Then we can go through these four different areas. In this particular thing that's happening now, what's happening with the breathing? How is breathing going on? What's happening in the body? What are the physical experiences, sensations that come along? Where am I tight, holding, resisting, pulling back, leaning forward? What's happening with the body? What's happening emotionally? What emotions are predominant? What emotions are moving through me? What emotions are motivating me and prompting me to do something - attack, run away, soothe, comfort? What's going on? Then to know what's happening with the mind - our thoughts, beliefs, cognitions, the movements of the mind, the contractions of the mind.
We have these tools to be with what is and to practice with it, so that we can find our freedom in the middle of it. As we have our freedom, then we hopefully have more wisdom about how to act, what to say, what to do, what to feel, what to intend, how to be with the situation, to take care of ourselves and take care of the world itself.
The culmination I feel of this practice is to really have in one's heart no resistance, no divide between the welfare of others and the welfare of oneself. So that we're certainly caring for ourselves and helping ourselves be safe, healthy, and really allowing ourselves to thrive. We're important and we're not holding on to self, holding ourselves separate from people, conceited, or attached to our own welfare only.
But we're also concerned for the welfare of others equally. There's a freedom, an ease in that care. It's not obligatory. It's not like we have to push against great odds. It's just that the simplicity of the heart that is free and relaxed. Of course, it wants to care and be for the welfare of others. Others are very much like ourselves in some of the deep ways, and the possibility of peace, love and respect.
To really understand that this practice is leading us to live in the world concerned, not effortlessly, but naturally almost, for the welfare and happiness of all beings everywhere. It's almost as if the welfare of others is our own welfare, and the welfare of ourselves is the welfare of others. We live in a world of caring for each other.
I hope these weeks of mindfulness, the basic teachings, has given you a little different take on how it's usually taught, added to it, supplemented it or deepened it in some way, and supported you. It's possible we'll continue with some aspect of this next week. Maybe it's postgraduate mindfulness next week after the graduating from these four weeks. Something like that.

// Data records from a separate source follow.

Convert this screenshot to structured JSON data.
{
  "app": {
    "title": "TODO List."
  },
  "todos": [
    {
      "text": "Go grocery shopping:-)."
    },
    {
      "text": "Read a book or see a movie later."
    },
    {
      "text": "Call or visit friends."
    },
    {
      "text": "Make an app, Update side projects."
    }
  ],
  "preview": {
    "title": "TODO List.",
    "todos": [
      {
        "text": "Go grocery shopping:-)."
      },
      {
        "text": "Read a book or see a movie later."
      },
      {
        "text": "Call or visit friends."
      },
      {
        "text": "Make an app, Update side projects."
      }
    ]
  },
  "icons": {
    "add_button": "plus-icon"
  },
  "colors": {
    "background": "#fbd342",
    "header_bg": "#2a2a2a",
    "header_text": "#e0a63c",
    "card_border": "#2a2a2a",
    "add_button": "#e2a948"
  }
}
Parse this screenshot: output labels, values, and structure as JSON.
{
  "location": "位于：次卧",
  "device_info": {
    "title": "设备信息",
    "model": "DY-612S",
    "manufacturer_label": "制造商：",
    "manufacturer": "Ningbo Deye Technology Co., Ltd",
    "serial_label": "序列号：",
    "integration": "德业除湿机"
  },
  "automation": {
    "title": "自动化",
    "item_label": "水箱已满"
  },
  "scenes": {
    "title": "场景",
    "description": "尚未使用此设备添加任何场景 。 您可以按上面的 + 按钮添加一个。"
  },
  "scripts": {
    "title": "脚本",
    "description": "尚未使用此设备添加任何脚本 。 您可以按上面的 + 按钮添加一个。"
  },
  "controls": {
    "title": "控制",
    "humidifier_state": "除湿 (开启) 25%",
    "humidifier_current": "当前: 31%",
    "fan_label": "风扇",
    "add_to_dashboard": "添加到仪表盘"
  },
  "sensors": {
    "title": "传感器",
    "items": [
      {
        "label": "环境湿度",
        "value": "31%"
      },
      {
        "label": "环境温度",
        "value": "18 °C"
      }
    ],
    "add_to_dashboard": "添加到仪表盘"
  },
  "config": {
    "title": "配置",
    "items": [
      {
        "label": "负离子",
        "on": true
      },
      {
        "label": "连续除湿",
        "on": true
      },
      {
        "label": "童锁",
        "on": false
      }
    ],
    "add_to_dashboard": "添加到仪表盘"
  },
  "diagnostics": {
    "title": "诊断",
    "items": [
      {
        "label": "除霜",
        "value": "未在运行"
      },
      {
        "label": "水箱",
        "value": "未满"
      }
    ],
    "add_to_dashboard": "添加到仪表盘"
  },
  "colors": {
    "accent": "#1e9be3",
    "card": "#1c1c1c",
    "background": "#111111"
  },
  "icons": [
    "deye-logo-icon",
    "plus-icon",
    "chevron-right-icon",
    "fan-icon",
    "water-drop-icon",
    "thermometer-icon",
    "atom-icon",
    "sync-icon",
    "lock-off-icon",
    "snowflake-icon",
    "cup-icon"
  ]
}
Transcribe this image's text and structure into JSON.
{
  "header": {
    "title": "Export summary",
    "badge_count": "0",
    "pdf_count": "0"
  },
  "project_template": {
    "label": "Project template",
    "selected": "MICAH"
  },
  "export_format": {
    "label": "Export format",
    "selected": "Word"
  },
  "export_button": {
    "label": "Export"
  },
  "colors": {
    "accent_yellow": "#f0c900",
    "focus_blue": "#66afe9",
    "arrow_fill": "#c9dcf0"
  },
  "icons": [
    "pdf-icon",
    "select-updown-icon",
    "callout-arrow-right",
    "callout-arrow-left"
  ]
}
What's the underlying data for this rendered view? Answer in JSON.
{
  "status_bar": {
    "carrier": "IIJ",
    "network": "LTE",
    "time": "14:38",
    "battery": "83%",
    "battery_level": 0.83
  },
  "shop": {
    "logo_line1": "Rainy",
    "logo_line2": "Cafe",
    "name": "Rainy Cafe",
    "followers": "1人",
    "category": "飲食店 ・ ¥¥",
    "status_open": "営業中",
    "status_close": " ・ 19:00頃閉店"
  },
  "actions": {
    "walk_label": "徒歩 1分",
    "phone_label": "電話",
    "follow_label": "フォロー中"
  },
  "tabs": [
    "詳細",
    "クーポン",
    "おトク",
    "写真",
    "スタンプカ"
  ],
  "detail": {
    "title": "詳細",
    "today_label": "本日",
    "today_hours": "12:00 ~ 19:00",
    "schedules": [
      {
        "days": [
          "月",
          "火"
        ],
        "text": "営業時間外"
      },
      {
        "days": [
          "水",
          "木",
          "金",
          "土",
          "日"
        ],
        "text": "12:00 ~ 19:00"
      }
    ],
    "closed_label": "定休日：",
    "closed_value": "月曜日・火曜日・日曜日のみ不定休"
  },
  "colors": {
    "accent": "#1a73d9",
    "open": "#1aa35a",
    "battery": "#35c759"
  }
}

So thank you very much for being part of this. I appreciate it very much, and I look forward to our time on Monday.